Kings' Artest pleads not guilty to misdemeanor charges

AUBURN, Calif. -- Sacramento Kings forward Ron Artest pleaded not guilty Thursday to misdemeanor charges stemming from a domestic dispute with his wife earlier this month.

A Placer County Superior Court judge also ordered him to stay at least 100 yards away from his wife and children until further notice.

Artest's attorney, William Portanova, entered pleas of not guilty to charges of battery and corporal injury to a spouse, false imprisonment and dissuading a witness from reporting a crime.

Artest sat in the audience section of the small courtroom among other defendants and members of the media. He spoke only when asked direct questions by Judge Francis Kearney, responding no when asked if he owned firearms and yes when asked if he understood the conditions of the restraining order.

Thomas Leupp, an attorney for Kimsha Artest, told the judge Artest's wife was not requesting a restraining order. Artest will be allowed to communicate with his family by telephone, e-mail and letter, the judge said.

"We all decided that was the right thing to do for the family," Portanova said. "That is the right thing for now."

Artest is due back in court April 5.

He was arrested March 5 at his estate in Loomis, 25 miles northeast of Sacramento. He is accused of grabbing, pushing and slapping his wife during an argument. The couple's 3-year-old daughter was home at the time.

He did not answer reporters' questions after Thursday's hearing. Artest planned to fly to Phoenix to join his team for Thursday night's game against the Suns, but his flight was diverted to Ontario, Calif., because of thunderstorms. Further flight delays in California led Kings president Geoff Petrie to tell Artest to head back to Sacramento.

Artest has since apologized to his family and his teammates, and he sat out two games.

Outside the courtroom, Artest, Portanova and a body guard left in a black Yukon SUV as seven protesters held signs and chanted the player should face even more charges -- for the alleged neglect of his dog.

Last month, county animal control officers seized Artest's Great Dane, Socks, because it wasn't being fed.
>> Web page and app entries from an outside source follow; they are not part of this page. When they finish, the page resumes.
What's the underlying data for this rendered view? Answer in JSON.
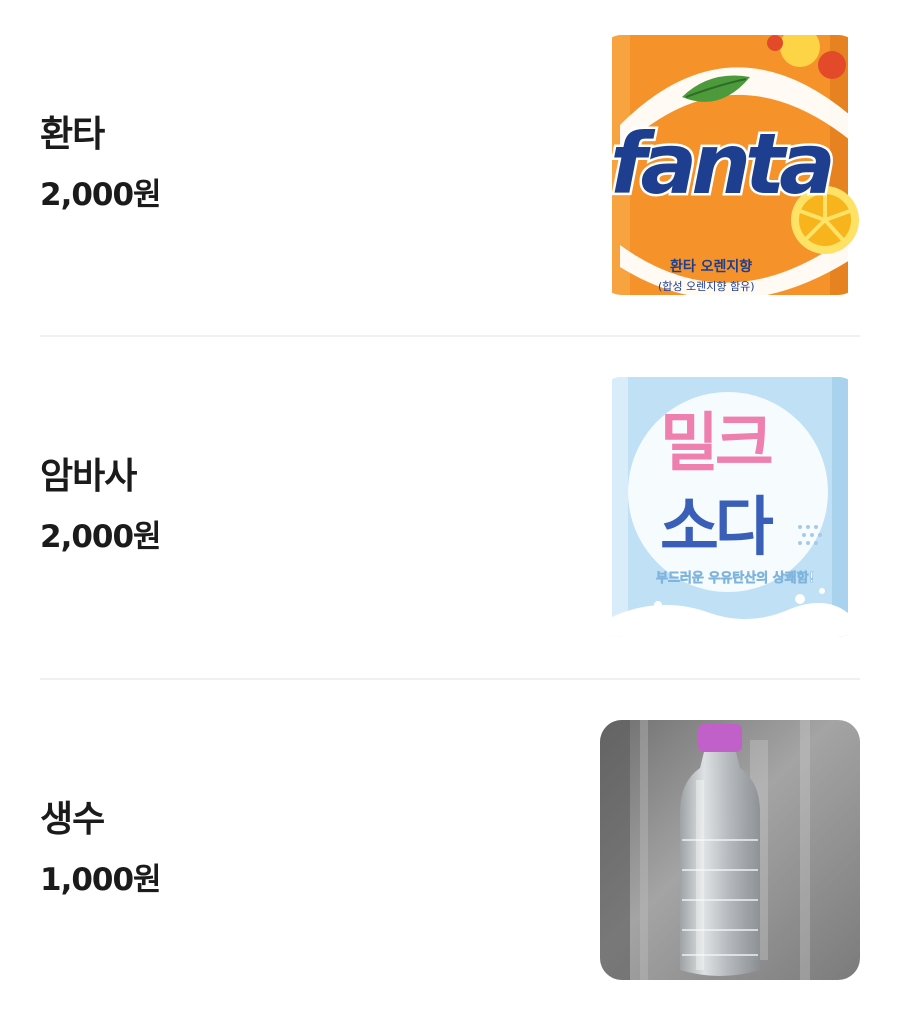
{
  "menu": {
    "items": [
      {
        "name": "환타",
        "price": "2,000원",
        "image": {
          "subject": "Fanta orange can",
          "logo_text": "fanta",
          "label_line1": "환타 오렌지향",
          "label_line2": "(합성 오렌지향 함유)",
          "colors": {
            "base": "#f5932a",
            "logo": "#1e3f8f",
            "leaf": "#4c9a3b"
          }
        }
      },
      {
        "name": "암바사",
        "price": "2,000원",
        "image": {
          "subject": "Milk soda can",
          "title_top": "밀크",
          "title_bottom": "소다",
          "tagline": "부드러운 우유탄산의 상쾌함!",
          "colors": {
            "base": "#bfe0f5",
            "pink": "#ef7fae",
            "blue": "#3a5fb8"
          }
        }
      },
      {
        "name": "생수",
        "price": "1,000원",
        "image": {
          "subject": "Bottled water",
          "colors": {
            "background": "#8a8a8a",
            "cap": "#c060c8"
          }
        }
      }
    ]
  }
}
The dog has since been released to the custody of one of his lawyers.

"He really shouldn't have animals," said Heather Ireland, a spokeswoman for the group.
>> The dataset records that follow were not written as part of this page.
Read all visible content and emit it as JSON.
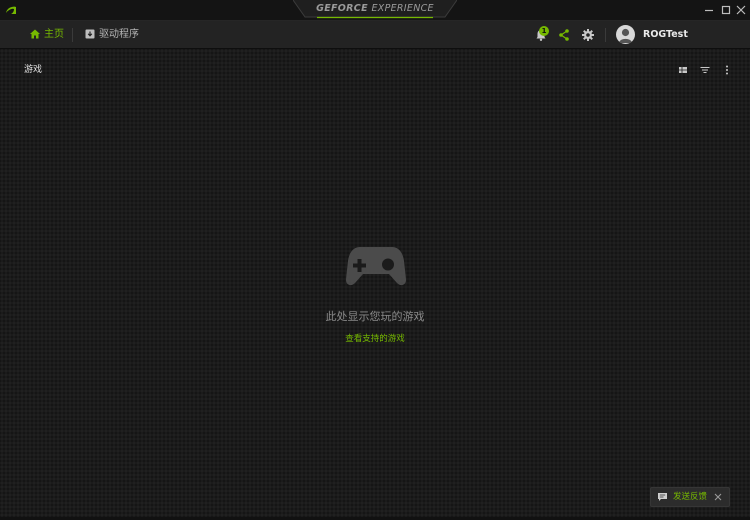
{
  "window": {
    "title_bold": "GEFORCE",
    "title_light": "EXPERIENCE"
  },
  "nav": {
    "home_label": "主页",
    "drivers_label": "驱动程序"
  },
  "header": {
    "notification_count": "1",
    "username": "ROGTest"
  },
  "games": {
    "section_title": "游戏",
    "empty_message": "此处显示您玩的游戏",
    "supported_link": "查看支持的游戏"
  },
  "feedback": {
    "label": "发送反馈"
  },
  "colors": {
    "accent": "#76b900",
    "background": "#1b1b1b"
  },
  "icons": [
    "nvidia-logo",
    "home-icon",
    "drivers-icon",
    "bell-icon",
    "share-icon",
    "gear-icon",
    "grid-view-icon",
    "filter-icon",
    "more-icon",
    "gamepad-icon",
    "chat-icon",
    "close-icon"
  ]
}
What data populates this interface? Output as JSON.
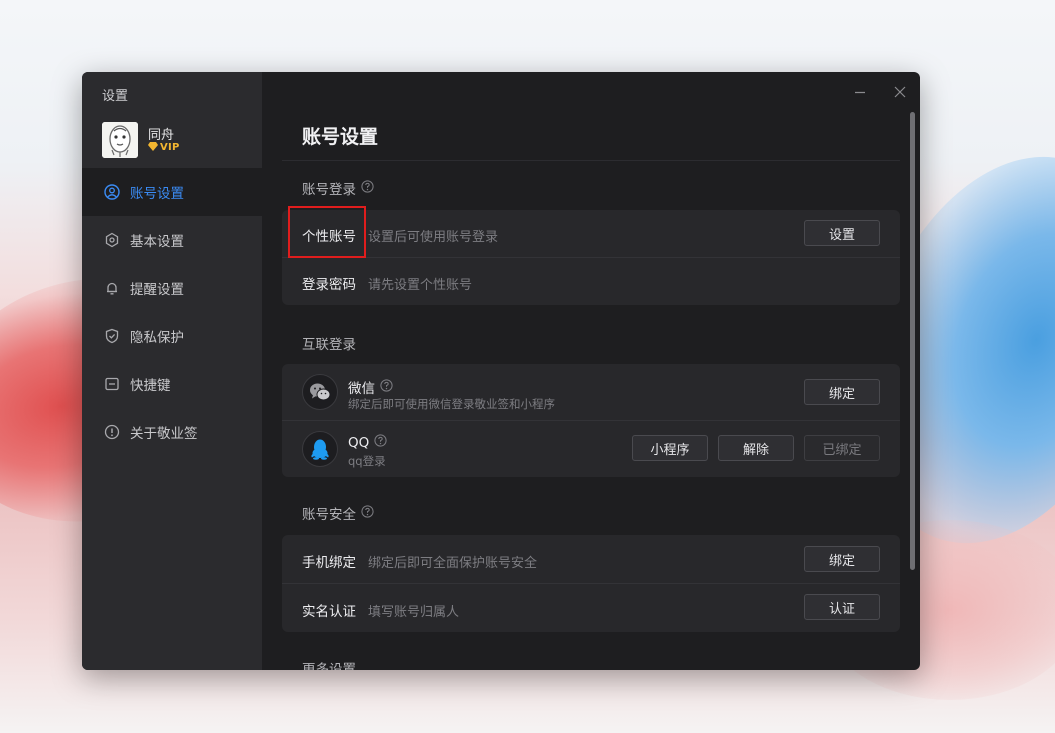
{
  "window": {
    "title": "设置"
  },
  "profile": {
    "name": "同舟",
    "badge": "VIP"
  },
  "sidebar": {
    "items": [
      {
        "label": "账号设置",
        "icon": "user-circle-icon",
        "active": true
      },
      {
        "label": "基本设置",
        "icon": "hexagon-gear-icon"
      },
      {
        "label": "提醒设置",
        "icon": "bell-icon"
      },
      {
        "label": "隐私保护",
        "icon": "shield-check-icon"
      },
      {
        "label": "快捷键",
        "icon": "keyboard-icon"
      },
      {
        "label": "关于敬业签",
        "icon": "info-circle-icon"
      }
    ]
  },
  "main": {
    "title": "账号设置",
    "sections": {
      "account_login": {
        "label": "账号登录",
        "rows": [
          {
            "title": "个性账号",
            "desc": "设置后可使用账号登录",
            "button": "设置"
          },
          {
            "title": "登录密码",
            "desc": "请先设置个性账号"
          }
        ]
      },
      "linked_login": {
        "label": "互联登录",
        "wechat": {
          "name": "微信",
          "desc": "绑定后即可使用微信登录敬业签和小程序",
          "button": "绑定",
          "icon": "wechat-icon"
        },
        "qq": {
          "name": "QQ",
          "desc": "qq登录",
          "buttons": [
            "小程序",
            "解除",
            "已绑定"
          ],
          "icon": "qq-penguin-icon"
        }
      },
      "account_security": {
        "label": "账号安全",
        "rows": [
          {
            "title": "手机绑定",
            "desc": "绑定后即可全面保护账号安全",
            "button": "绑定"
          },
          {
            "title": "实名认证",
            "desc": "填写账号归属人",
            "button": "认证"
          }
        ]
      },
      "more": {
        "label": "更多设置"
      }
    }
  },
  "colors": {
    "accent": "#3b8cf5",
    "vip": "#f3b630",
    "highlight": "#e01d1d",
    "qq": "#1e9bf0"
  }
}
Assistant District Attorney Dan Quick told the judge the county is still considering animal abuse charges.